?), but it just looks like the crew didn't have enough steam.
The acting work is mixed, though the director must be commended for putting together a cohesive set of actors from such a diverse range as this.
Naveen Chandra exudes a smouldering air, is pleasing to look at and angry enough, but he sounds tamer than he looks. His voice is an unfortunate minus. Since Abhi is an emotionally distant and harsh man, 95% of Naveen Chandra's work in Dalam is walking around with a gun and looking (not even scowling) at people.
Kishore, as Shatru, comes across as the leader he portrays. To his credit, he does appear better simmering than Naveen Chandra does. However, neither Shatru nor Abhi have much to say in the movie, so a lot of this seems to be about the voice (we're assuming Kishore's voice was dubbed).
Dhanraj and Taagubothu Ramesh are given excellent screen time - in terms of both quality and quantity. They both nail it. Krishnudu doesn't quite fit into his role as a Naxalite/ex-Naxalite, but he tries. But overall, the actors playing the Naxalites display brilliant camaraderie, as evident in a song they break into.
Abhimanyu Singh looks, walks and talks very funny. But then, he does have that overall effect of terrifying the audience with his "menacing encounter cop" act. Maybe it was the gun.
Nagendra Babu, Nasseer and Saikumar appear in brief roles. Saikumar's character deserved a lot more story, though. Harshavardhan is good as the cop, and Ajay makes an impact as the villager. Aziz Naser is in a 15 second appearance. Piaa Bajpai is sweet enough, and the chemistry between her and Naveen Chandra works.
The music is quite good, and "Ikkada nundi ekkada daaka
" is notably classy. But then, a couple of songs are out of place, especially the item number (why must every village mandatorily have one of these with village belles doing FTV-level catwalks and wearing designer rural wear?).

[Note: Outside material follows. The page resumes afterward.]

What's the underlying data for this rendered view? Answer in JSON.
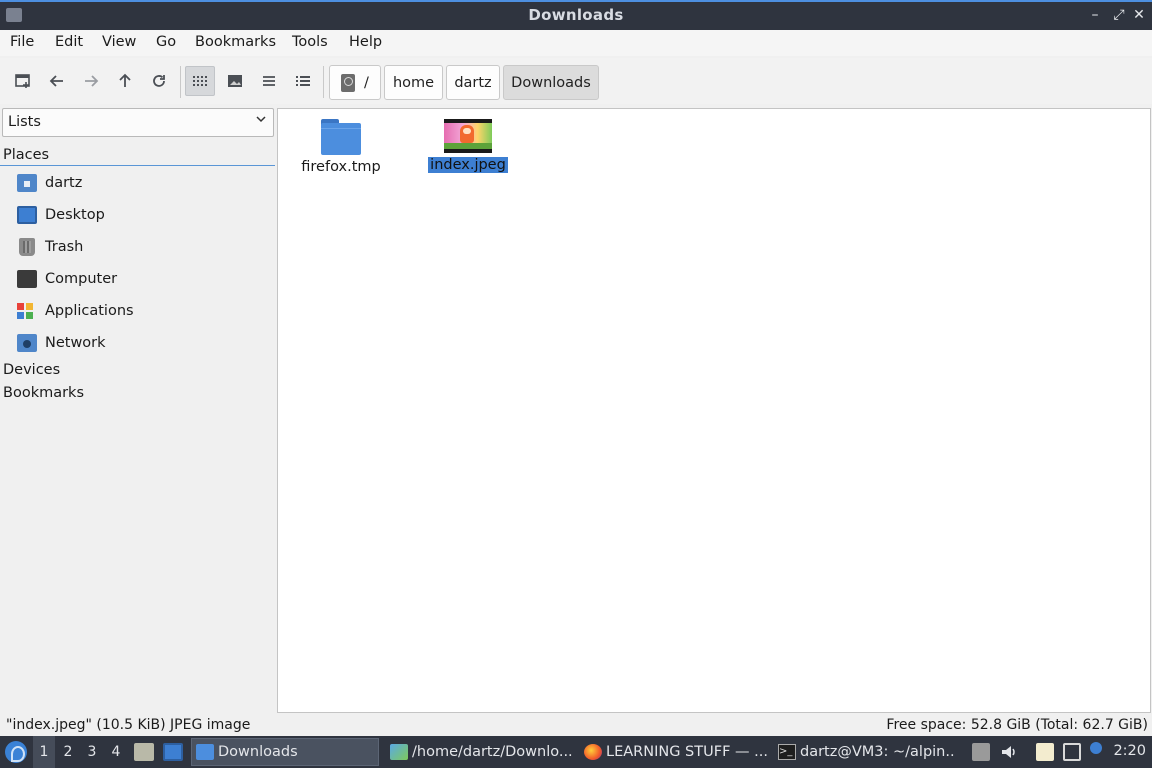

The visuals are tastefully done, and authenticity was clearly a priority. Despite the grim texture of the film, none of the scenes are repulsive per se.

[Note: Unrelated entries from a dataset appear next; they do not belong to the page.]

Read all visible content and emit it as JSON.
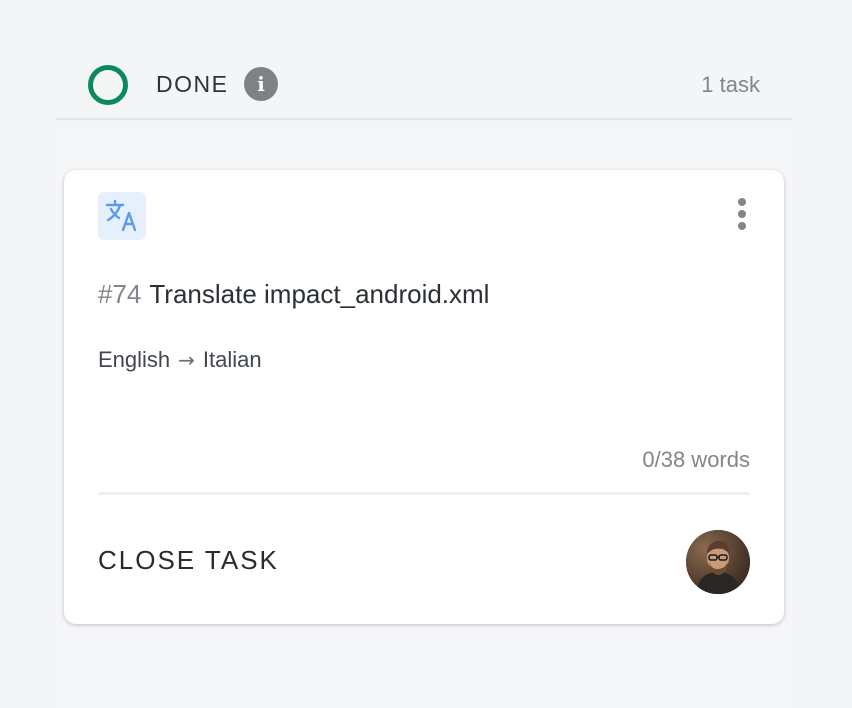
{
  "column": {
    "status_title": "DONE",
    "status_color": "#0a8a5b",
    "info_icon": "info-icon",
    "count_label": "1 task"
  },
  "card": {
    "type_icon": "translate-icon",
    "menu_icon": "more-vertical-icon",
    "task_number": "#74",
    "task_name": "Translate impact_android.xml",
    "source_language": "English",
    "arrow": "→",
    "target_language": "Italian",
    "word_progress": "0/38 words",
    "close_label": "CLOSE TASK",
    "assignee_avatar": "user-avatar"
  },
  "colors": {
    "accent_blue": "#5a9bea",
    "icon_bg": "#e6f0fd",
    "done_green": "#0a8a5b"
  }
}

Watch Dalam if serious cinema is your sort of thing. Tollywood is letting the sun shine on the smaller guys for a while, so this might be one of the films in your to-do list this month. It might not stick around for long, though.